An option for a better posture would be, according to the old tradition and traditional Korean archery, to bring the butt forward by stretching the legs and belly inwards. Unfortunately, this is difficult, especially when shooting with a heavy blade recurve. The problem is that when we push, in order to be able to hold the bow and pull it right, we often compensate for the lack of strength in the back with the muscles of the waist and lumbar part of the spine thus accentuating the natural curvature of the spine to the excess damaging our posture and our health. And finally, we have the positioning of the posture in relation to the rest of the body. With the combat archery tag singapore this is important now.
Corrections of errors
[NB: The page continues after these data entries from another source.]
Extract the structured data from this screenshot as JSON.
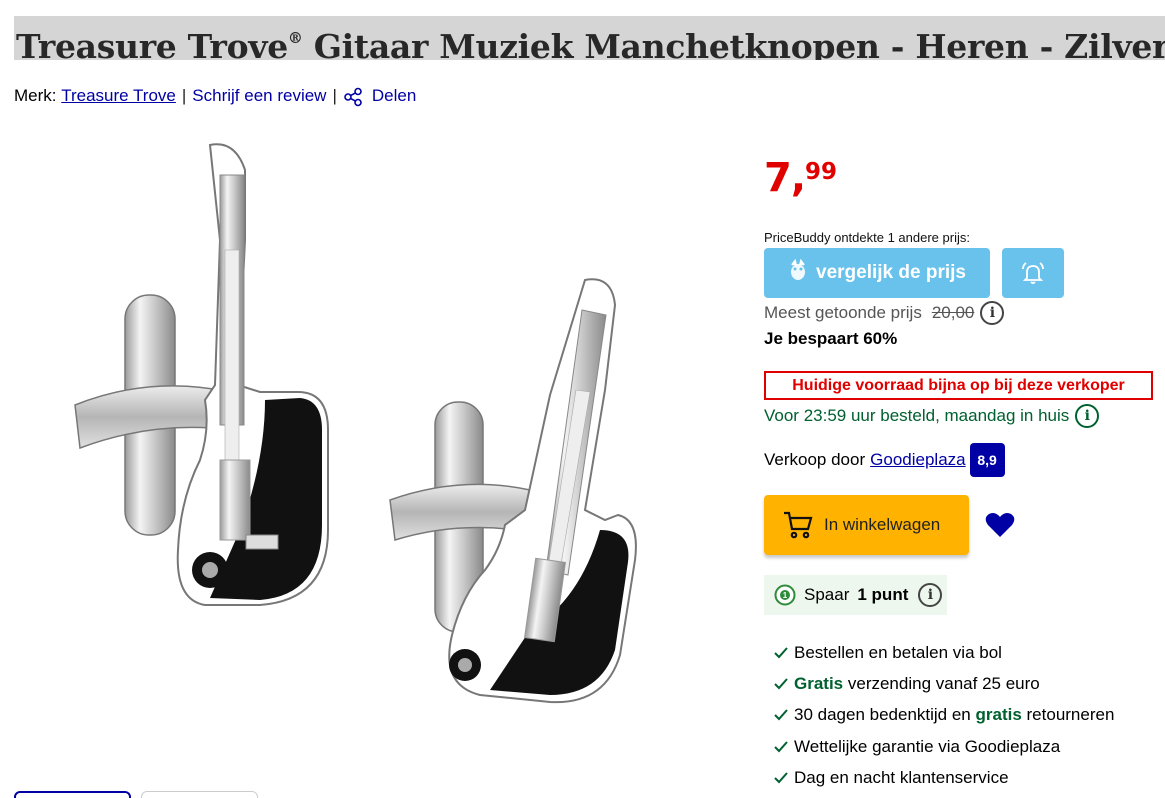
{
  "product": {
    "title": "Treasure Trove",
    "title_reg": "®",
    "title_rest": " Gitaar Muziek Manchetknopen - Heren - Zilverkleurig"
  },
  "meta": {
    "brand_label": "Merk:",
    "brand_name": "Treasure Trove",
    "sep1": "|",
    "review_link": "Schrijf een review",
    "sep2": "|",
    "share_link": "Delen"
  },
  "price": {
    "euros": "7,",
    "cents": "99",
    "color": "#e10000"
  },
  "pricebuddy": {
    "note": "PriceBuddy ontdekte 1 andere prijs:",
    "compare_label": "vergelijk de prijs",
    "color": "#68c2ec"
  },
  "list_price": {
    "label": "Meest getoonde prijs",
    "value": "20,00",
    "info": "i"
  },
  "savings": "Je bespaart 60%",
  "stock_warning": "Huidige voorraad bijna op bij deze verkoper",
  "delivery": {
    "text": "Voor 23:59 uur besteld, maandag in huis",
    "info": "i"
  },
  "seller": {
    "label": "Verkoop door",
    "name": "Goodieplaza",
    "score": "8,9"
  },
  "cart": {
    "label": "In winkelwagen",
    "color": "#ffb200"
  },
  "points": {
    "prefix": "Spaar",
    "amount": "1 punt",
    "info": "i"
  },
  "usps": [
    {
      "pre": "Bestellen en betalen via bol",
      "bold": "",
      "post": ""
    },
    {
      "pre": "",
      "bold": "Gratis",
      "post": " verzending vanaf 25 euro"
    },
    {
      "pre": "30 dagen bedenktijd en ",
      "bold": "gratis",
      "post": " retourneren"
    },
    {
      "pre": "Wettelijke garantie via Goodieplaza",
      "bold": "",
      "post": ""
    },
    {
      "pre": "Dag en nacht klantenservice",
      "bold": "",
      "post": ""
    }
  ]
}
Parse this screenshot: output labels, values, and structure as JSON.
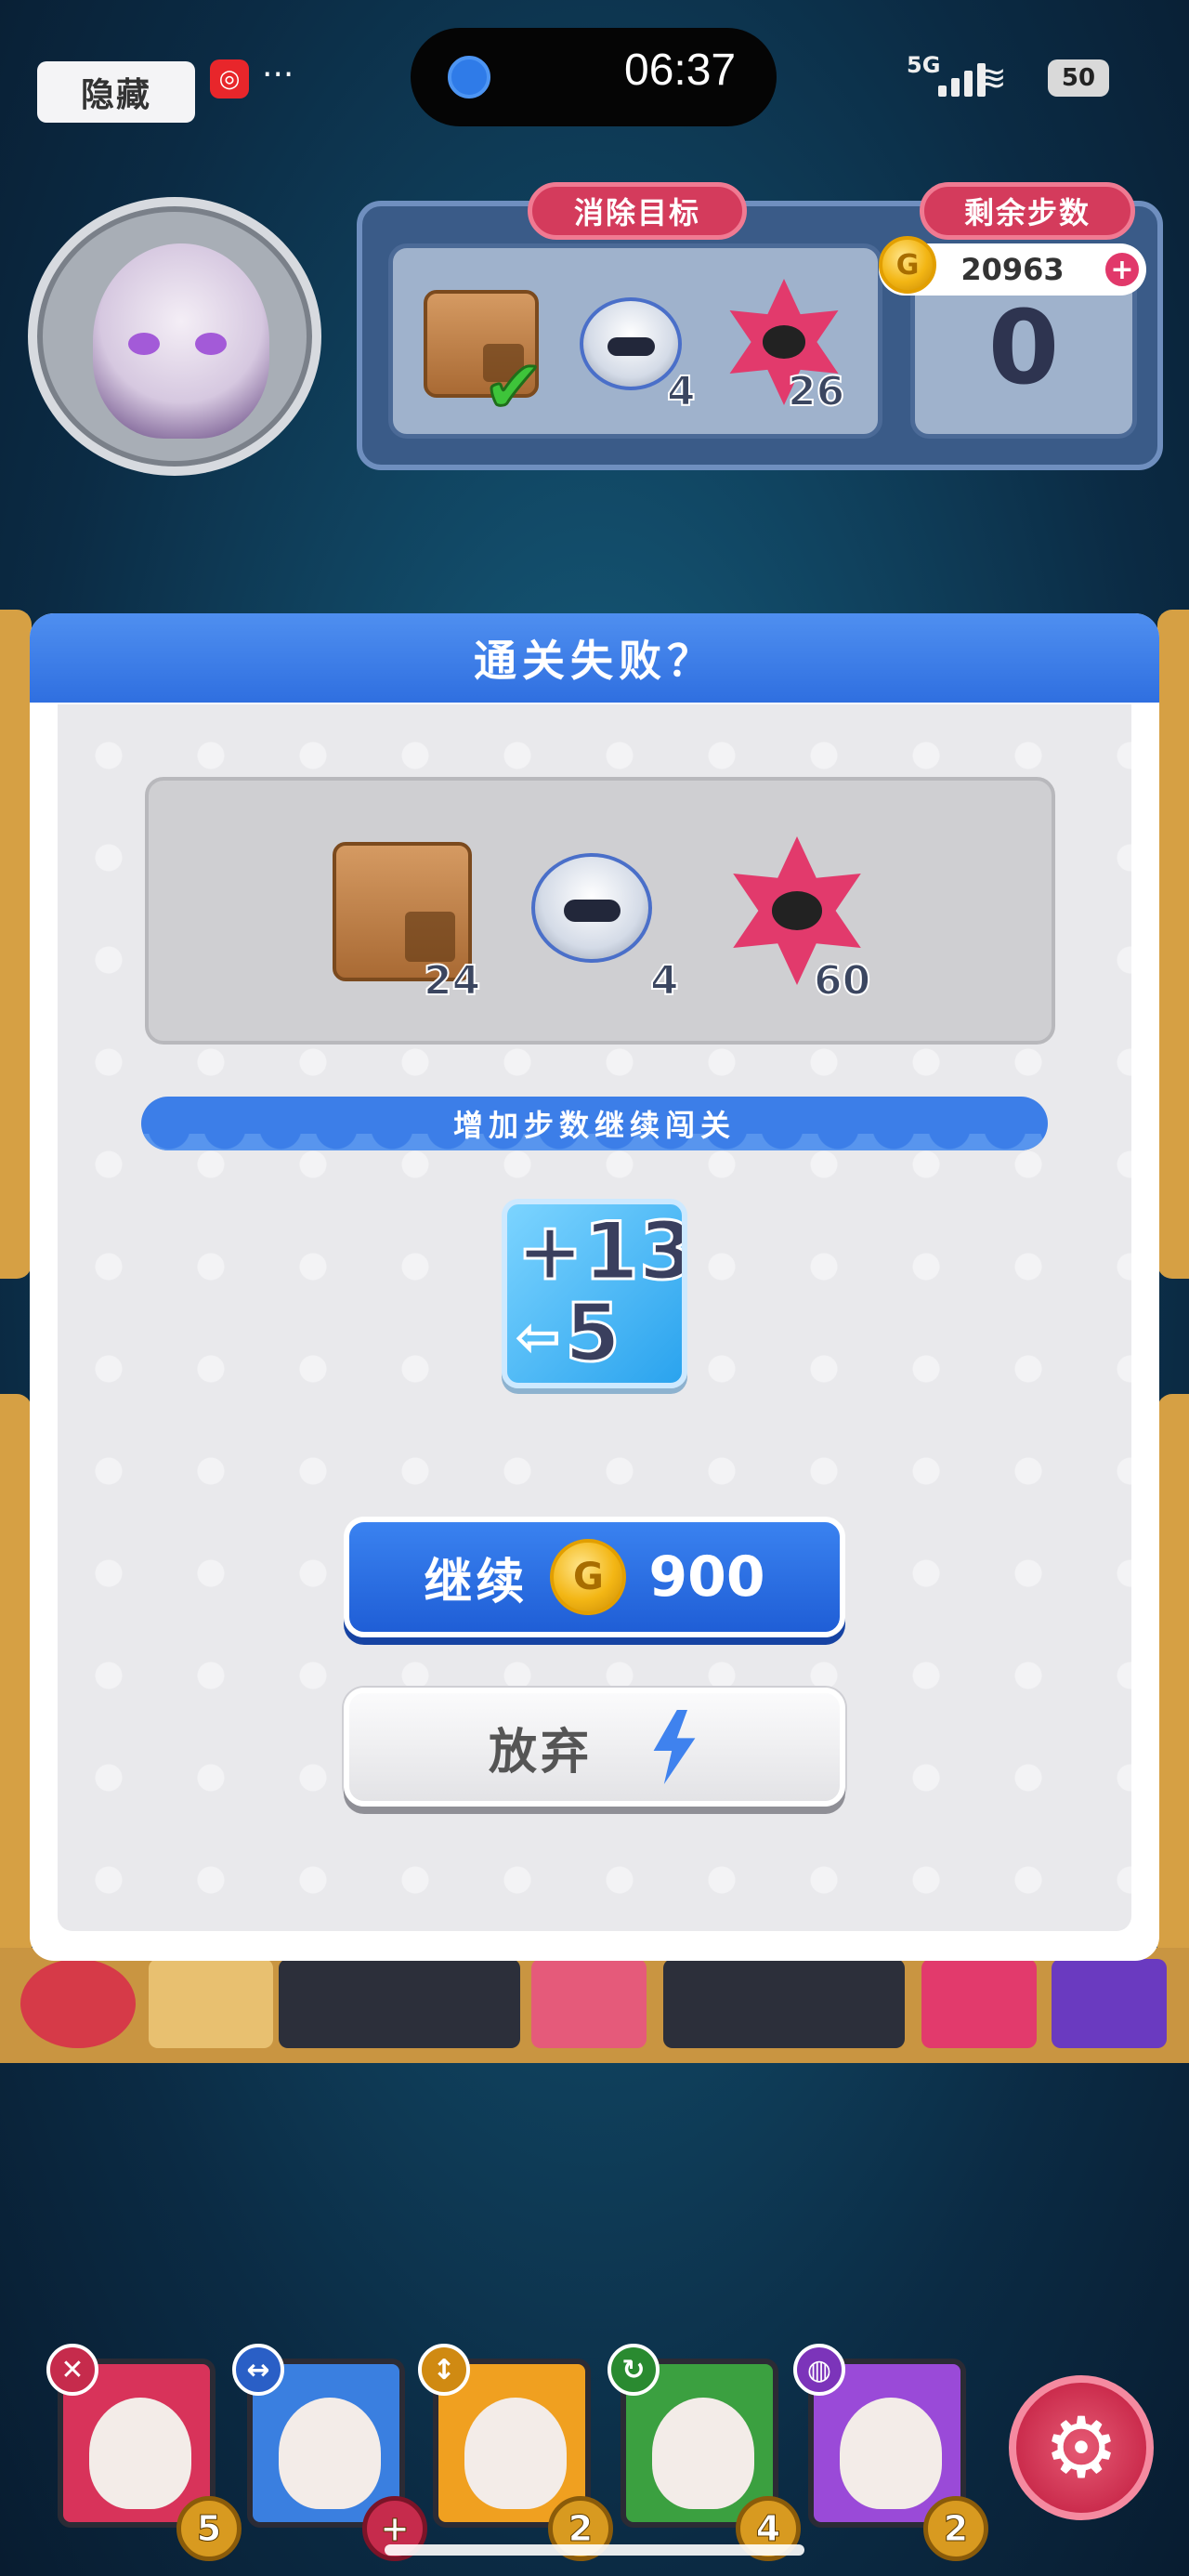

There are two ways to correct error after training the arm and strengthening the muscles of the arm that holds the bow. One possibility would be to consciously bring the body forward as if pushing the bow. And the second way would be to move the waist just a little back to compensate for the shoulder and thus align the body.
The ideal would be to combine both movements, push the bow a little and bring the waist back at the same time, without making the mistake of exaggerating the movements, where most of the bodyweight ends up on top one leg.
It is evident that there are physical anomalies that will make certain athletes end up adopting a less orthodox posture, but this should not be used as an excuse for lack of training. and even for such archers, the goal is to get as close to the central stance.
The position of the shoulders is essential for a good shot. The arms and the pull must be aligned with the shoulders. The alignment of the shoulders has to be such that when making final pull you can use the muscles of the shoulder blades and back to finish your shot.
That is why aligning the waist and shoulders is very important so that you have the widest possible opening without running the risk of opening too much. When the arm that holds the bow is aligned with the shoulder, the body's own anatomy creates stability and support for the arm, so that you don't need to use force to keep the bow in place and extended. The shoulder forms a shell that surrounds the humerus, the arm bone.
When the arm is extended in a straight line with the rest of the shoulder, then the humerus fits perfectly in this shell with support on the scapula. Now if the alignment is not perfect and the arm tends more forward or backward, we are forced to exert force to keep the arc in place, and the more powerful the arc, the more force we are required to exert. This misalignment means that after each shot the bow tends to fall to one or the other side so that the arrow does not hit the center of the target.
Take a companion and ask him to push your extended arm sideways. Resist the pressure. Now ask your partner to take the pressure off your arm suddenly without warning. What will happen? Your arm moves in the direction where the pressure was coming from.